Context: The battery-operated hand-held fan (“fan”)and the Calming Hand (CH), a cognitive strategy, are interventions used in clinical practice to relieve chronic breathlessness. Objective: To test the feasibility of a Phase III randomized controlled trial (RCT)evaluating the impact of the fan and/or CH compared with exercise advice alone for the relief of chronic breathlessness due to respiratory conditions. Methods: A single-site, feasibility “2 × 2” factorial, nonblinded, mixed-methods RCT was performed. Participants randomly allocated to four groups: fan + exercise advice, CH + exercise advice, fan + CH + exercise advice, and exercise advice alone.
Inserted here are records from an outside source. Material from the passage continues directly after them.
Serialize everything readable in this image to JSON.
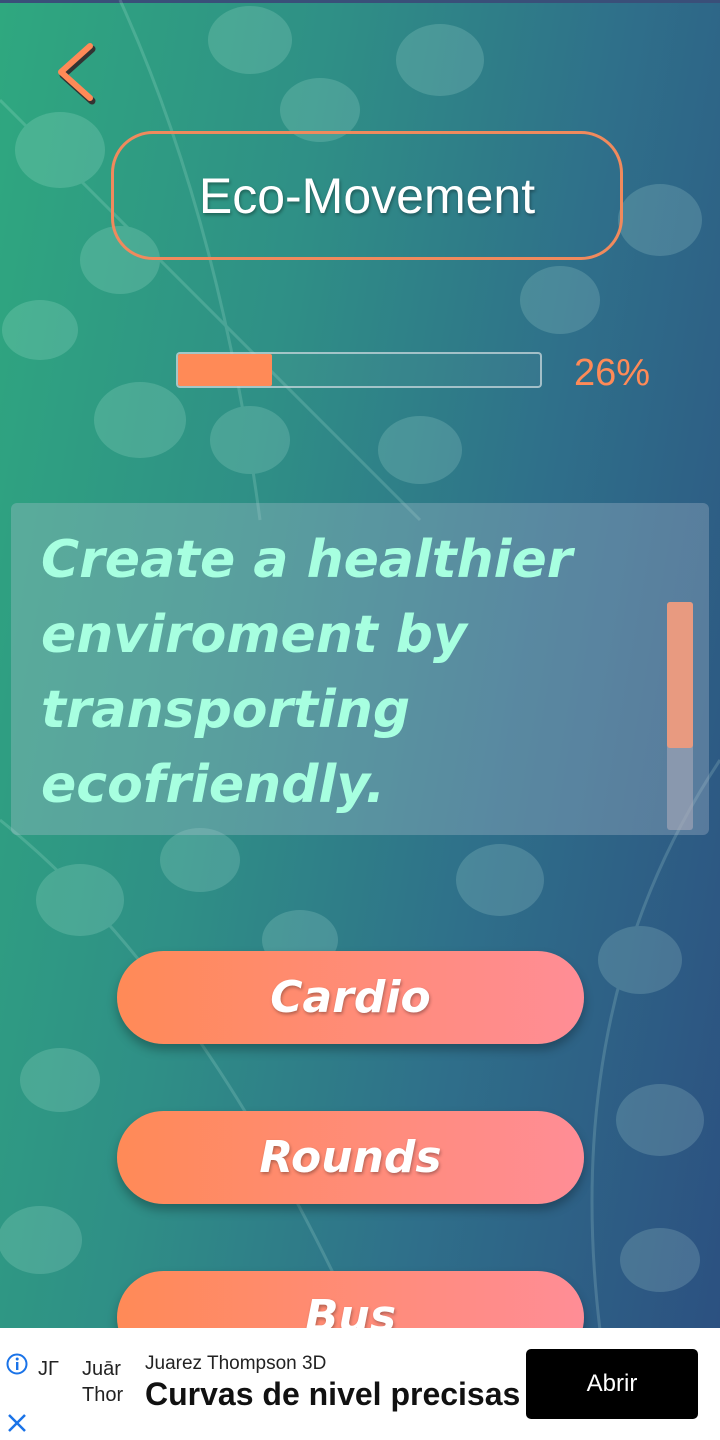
{
  "header": {
    "title": "Eco-Movement",
    "back_icon": "chevron-left-icon"
  },
  "progress": {
    "value": 0.26,
    "label": "26%"
  },
  "description": {
    "text": "Create a healthier enviroment by transporting ecofriendly."
  },
  "options": [
    {
      "label": "Cardio"
    },
    {
      "label": "Rounds"
    },
    {
      "label": "Bus"
    }
  ],
  "ad": {
    "logo_line_1": "JΓ",
    "logo_line_2": "Juār",
    "logo_line_3": "Thor",
    "advertiser": "Juarez Thompson 3D",
    "headline": "Curvas de nivel precisas",
    "cta": "Abrir",
    "info_icon": "info-icon",
    "close_icon": "close-icon"
  },
  "colors": {
    "accent": "#ff8a57",
    "button_gradient_end": "#ff8d96",
    "description_text": "#a7ffe0",
    "background_start": "#2fa87f",
    "background_end": "#2c4f80"
  }
}
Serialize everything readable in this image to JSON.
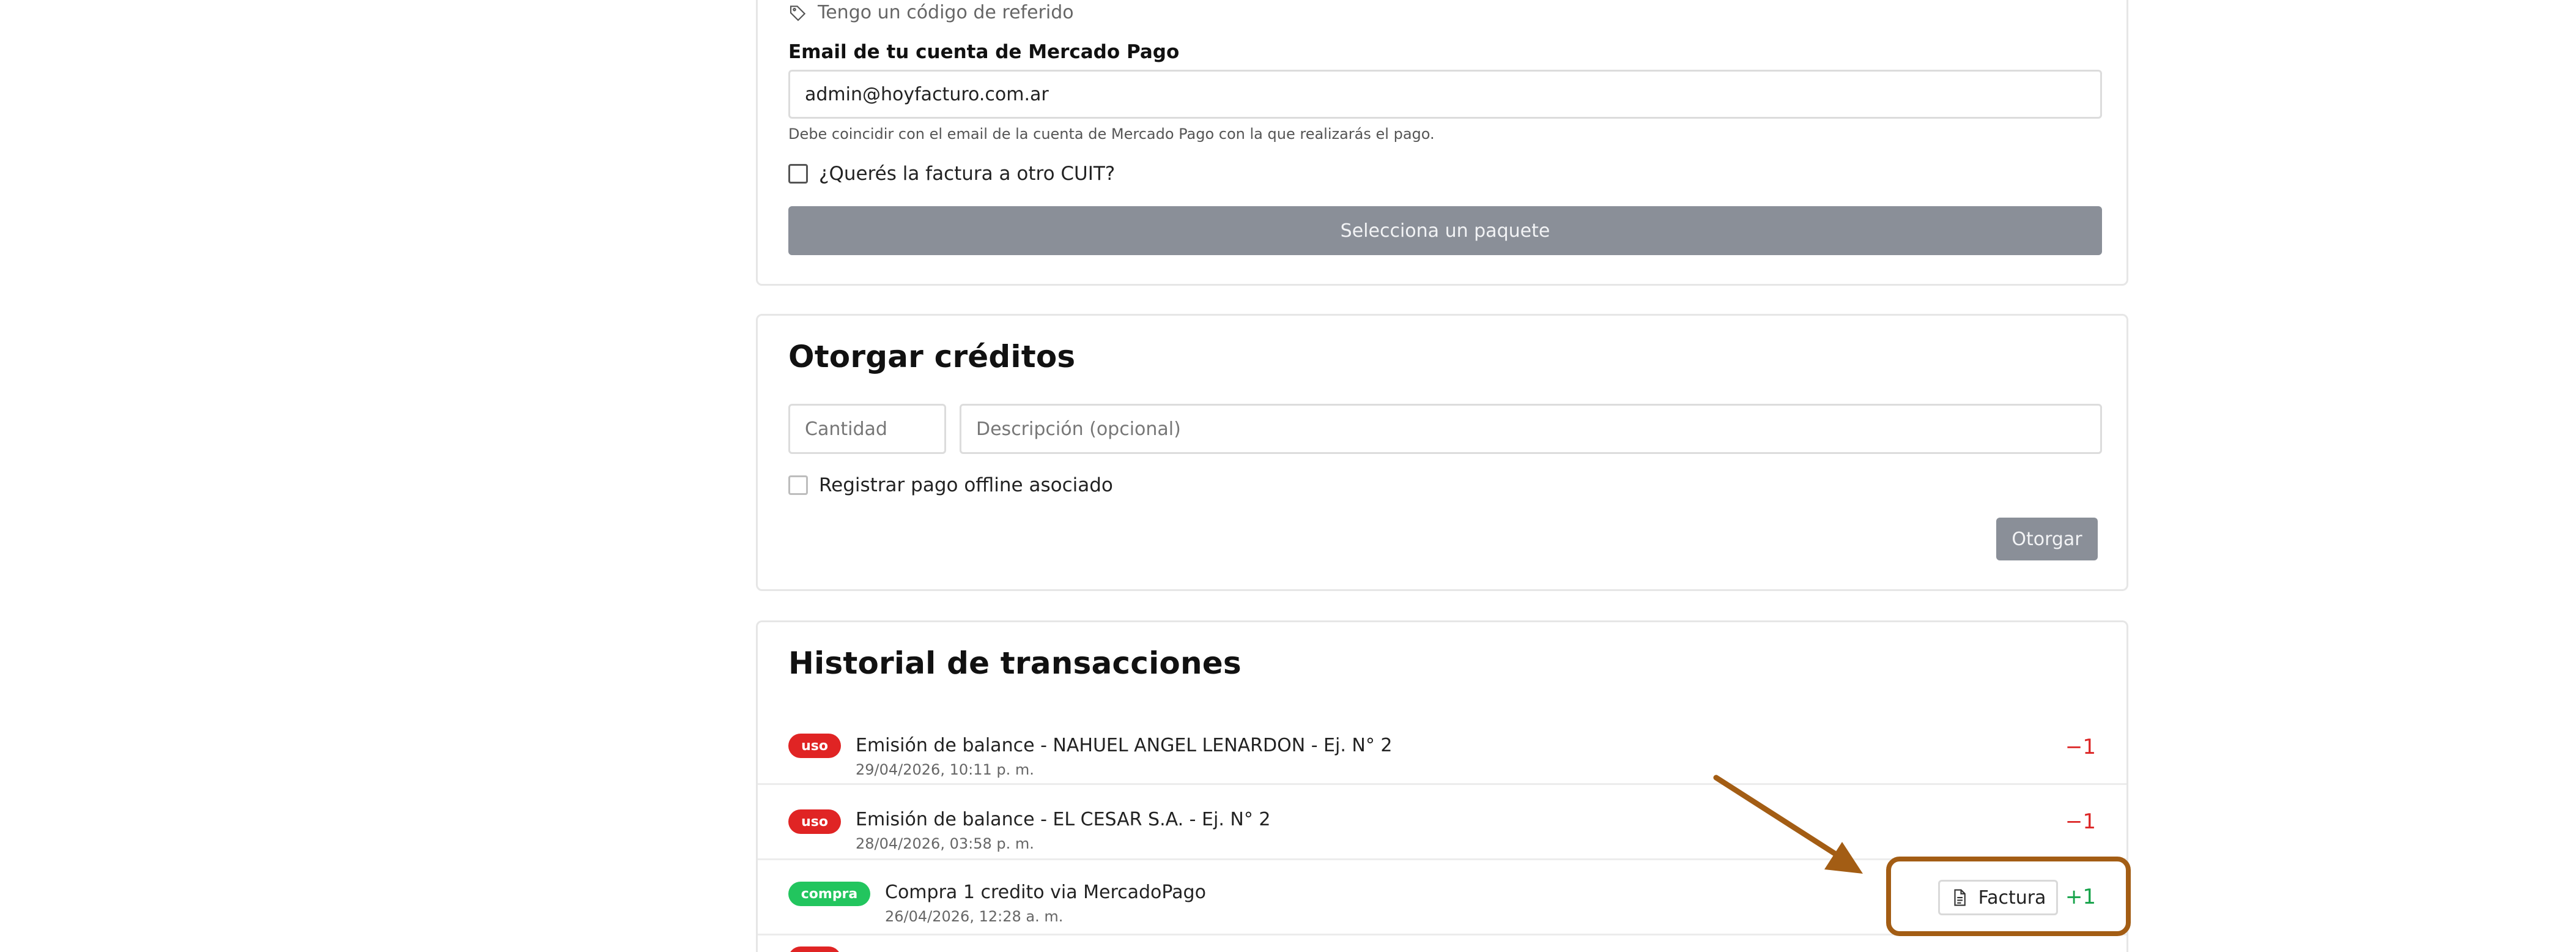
{
  "payment_form": {
    "referral_link": "Tengo un código de referido",
    "email_label": "Email de tu cuenta de Mercado Pago",
    "email_value": "admin@hoyfacturo.com.ar",
    "email_help": "Debe coincidir con el email de la cuenta de Mercado Pago con la que realizarás el pago.",
    "other_cuit_label": "¿Querés la factura a otro CUIT?",
    "submit_label": "Selecciona un paquete"
  },
  "grant_credits": {
    "title": "Otorgar créditos",
    "quantity_placeholder": "Cantidad",
    "description_placeholder": "Descripción (opcional)",
    "offline_label": "Registrar pago offline asociado",
    "submit_label": "Otorgar"
  },
  "history": {
    "title": "Historial de transacciones",
    "rows": [
      {
        "badge": "uso",
        "description": "Emisión de balance - NAHUEL ANGEL LENARDON - Ej. N° 2",
        "date": "29/04/2026, 10:11 p. m.",
        "amount": "−1"
      },
      {
        "badge": "uso",
        "description": "Emisión de balance - EL CESAR S.A. - Ej. N° 2",
        "date": "28/04/2026, 03:58 p. m.",
        "amount": "−1"
      },
      {
        "badge": "compra",
        "description": "Compra 1 credito via MercadoPago",
        "date": "26/04/2026, 12:28 a. m.",
        "amount": "+1",
        "invoice_label": "Factura"
      }
    ]
  },
  "colors": {
    "usage_badge": "#e02424",
    "purchase_badge": "#22c55e",
    "negative_amount": "#dc2626",
    "positive_amount": "#16a34a",
    "annotation": "#a35d14"
  }
}
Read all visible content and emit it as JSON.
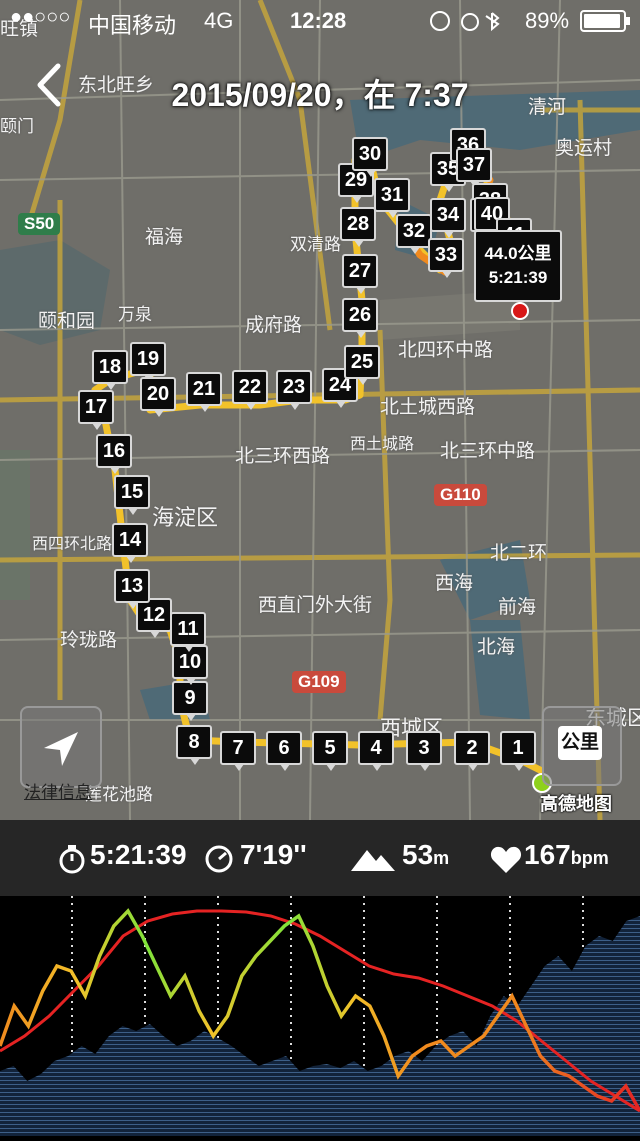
{
  "status_bar": {
    "signal": "●●○○○",
    "carrier": "中国移动",
    "network": "4G",
    "time": "12:28",
    "battery": "89%"
  },
  "header": {
    "title": "2015/09/20，在 7:37"
  },
  "map": {
    "end_callout": {
      "distance": "44.0公里",
      "duration": "5:21:39"
    },
    "unit_button": "公里",
    "legal_link": "法律信息",
    "provider_logo": "高德地图",
    "place_labels": [
      "东北旺乡",
      "奥运村",
      "福海",
      "颐和园",
      "成府路",
      "双清路",
      "北四环中路",
      "北土城西路",
      "北三环西路",
      "北三环中路",
      "西土城路",
      "海淀区",
      "北二环",
      "西海",
      "前海",
      "西直门外大街",
      "玲珑路",
      "西四环北路",
      "万泉",
      "西城区",
      "东城区",
      "北海",
      "清河",
      "莲花池路",
      "旺镇",
      "颐门"
    ],
    "road_shields": [
      "S50",
      "G110",
      "G109"
    ],
    "km_markers": [
      "1",
      "2",
      "3",
      "4",
      "5",
      "6",
      "7",
      "8",
      "9",
      "10",
      "11",
      "12",
      "13",
      "14",
      "15",
      "16",
      "17",
      "18",
      "19",
      "20",
      "21",
      "22",
      "23",
      "24",
      "25",
      "26",
      "27",
      "28",
      "29",
      "30",
      "31",
      "32",
      "33",
      "34",
      "35",
      "36",
      "37",
      "38",
      "39",
      "40",
      "41"
    ]
  },
  "stats": {
    "duration": "5:21:39",
    "pace": "7'19''",
    "elevation_value": "53",
    "elevation_unit": "m",
    "heart_rate_value": "167",
    "heart_rate_unit": "bpm"
  },
  "colors": {
    "route": "#f2c22a",
    "pace_good": "#7fe33a",
    "pace_mid": "#f2c22a",
    "pace_slow": "#f08a1e",
    "heart_rate": "#e52323",
    "elevation": "#2d4a6b"
  }
}
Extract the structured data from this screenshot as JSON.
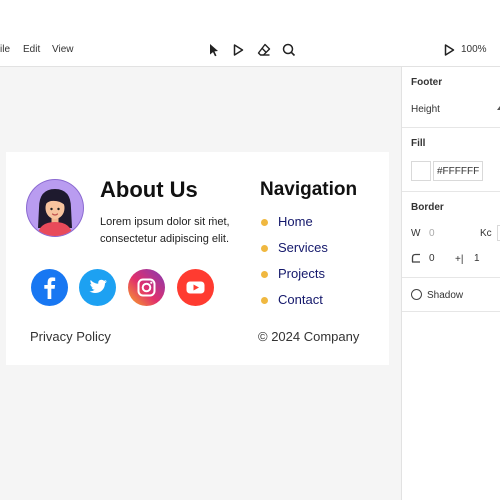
{
  "menu": {
    "file": "ile",
    "edit": "Edit",
    "view": "View"
  },
  "toolbar": {
    "tools": [
      "select-tool",
      "play-tool",
      "eraser-tool",
      "search-tool"
    ],
    "zoom": "100%"
  },
  "panel": {
    "section_title": "Footer",
    "height_label": "Height",
    "fill_title": "Fill",
    "fill_value": "#FFFFFF",
    "border_title": "Border",
    "w_label": "W",
    "w_value": "0",
    "kc_label": "Kc",
    "radius_value": "0",
    "spacing_label": "+|",
    "spacing_value": "1",
    "shadow_label": "Shadow"
  },
  "footer": {
    "about_title": "About Us",
    "about_text": "Lorem ipsum dolor sit ṁet, consectetur adipiscing elit.",
    "nav_title": "Navigation",
    "nav_items": [
      "Home",
      "Services",
      "Projects",
      "Contact"
    ],
    "privacy": "Privacy Policy",
    "copyright": "© 2024 Company"
  },
  "colors": {
    "facebook": "#1877f2",
    "twitter": "#1da1f2",
    "youtube": "#ff3b30",
    "bullet": "#f0b840",
    "nav_text": "#14186b"
  }
}
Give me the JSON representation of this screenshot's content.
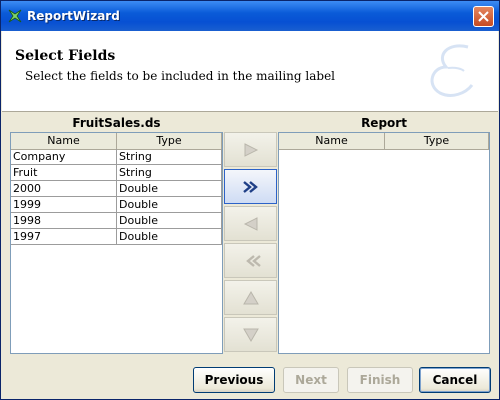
{
  "window": {
    "title": "ReportWizard"
  },
  "header": {
    "title": "Select Fields",
    "subtitle": "Select the fields to be included in the mailing label"
  },
  "source": {
    "title": "FruitSales.ds",
    "columns": [
      "Name",
      "Type"
    ],
    "rows": [
      {
        "name": "Company",
        "type": "String"
      },
      {
        "name": "Fruit",
        "type": "String"
      },
      {
        "name": "2000",
        "type": "Double"
      },
      {
        "name": "1999",
        "type": "Double"
      },
      {
        "name": "1998",
        "type": "Double"
      },
      {
        "name": "1997",
        "type": "Double"
      }
    ]
  },
  "report": {
    "title": "Report",
    "columns": [
      "Name",
      "Type"
    ],
    "rows": []
  },
  "transfer_buttons": [
    {
      "name": "move-right-button",
      "icon": "arrow-right-icon",
      "enabled": false
    },
    {
      "name": "move-all-right-button",
      "icon": "double-chevron-right-icon",
      "enabled": true
    },
    {
      "name": "move-left-button",
      "icon": "arrow-left-icon",
      "enabled": false
    },
    {
      "name": "move-all-left-button",
      "icon": "double-chevron-left-icon",
      "enabled": false
    },
    {
      "name": "move-up-button",
      "icon": "arrow-up-icon",
      "enabled": false
    },
    {
      "name": "move-down-button",
      "icon": "arrow-down-icon",
      "enabled": false
    }
  ],
  "footer": {
    "previous": "Previous",
    "next": "Next",
    "finish": "Finish",
    "cancel": "Cancel"
  },
  "colors": {
    "titlebar": "#0a5bd8",
    "table_border": "#7f9db9",
    "active_button": "#2c62c8",
    "dialog_bg": "#ece9d8"
  }
}
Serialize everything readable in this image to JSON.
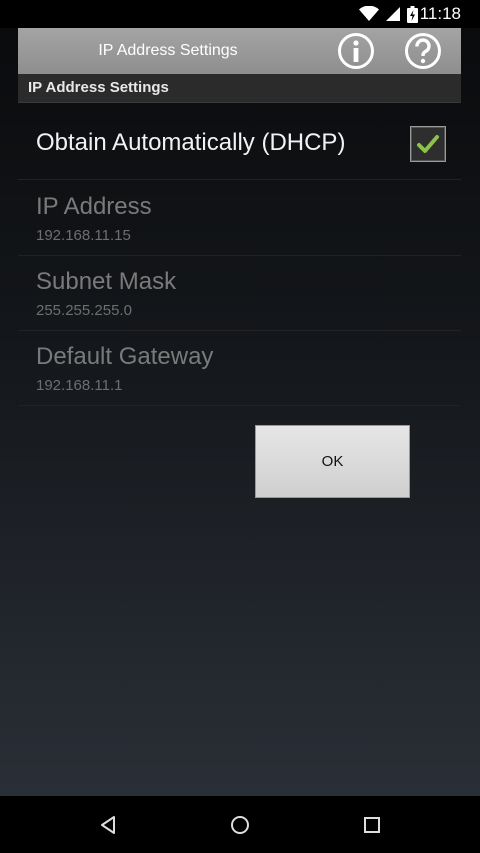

Measures included recruitment, acceptability, data quality and study outcomes (baseline and day 28), modified Incremental Shuttle Walk Test (mISWT), recovery time from exertion-induced breathlessness, life-space questionnaire, General Self-Efficacy Scale, and breathlessness numerical rating scales. Willing participants and carers were interviewed at study end. Results: Recruitment/acceptability/data completion: 53 people were screened, 40 randomized and completed (mean age 72 years (SD 9.8), 70% male). There were few missing data (mISWT, n = 2). Recovery time (seconds)from exertion-induced breathlessness showed most improvement for the fan; mean reduction from baseline −33.5 vs. CH mean increase from baseline 5.7. This represents a recovery speed at day 28 (−20.4%)faster for the fan vs. 4.1% slower for the CH. Qualitative data indicated participants valued the faster recovery and identified the fan as a useful “medical” device but found the CH unhelpful. Conclusion: A Phase III RCT is feasible. Mixed-methods data synthesis supports recovery time as a novel, meaningful outcome measure.
Swan, F., English, A., Allgar, V., Hart, S. P., & Johnson, M. J. (2019). The hand-held fan and the Calming Hand for people with chronic breathlessness: a feasibility trial. Journal of pain and symptom management, 57(6), 1051-1061.e1. https://doi.org/10.1016/j.jpainsymman.2019.02.017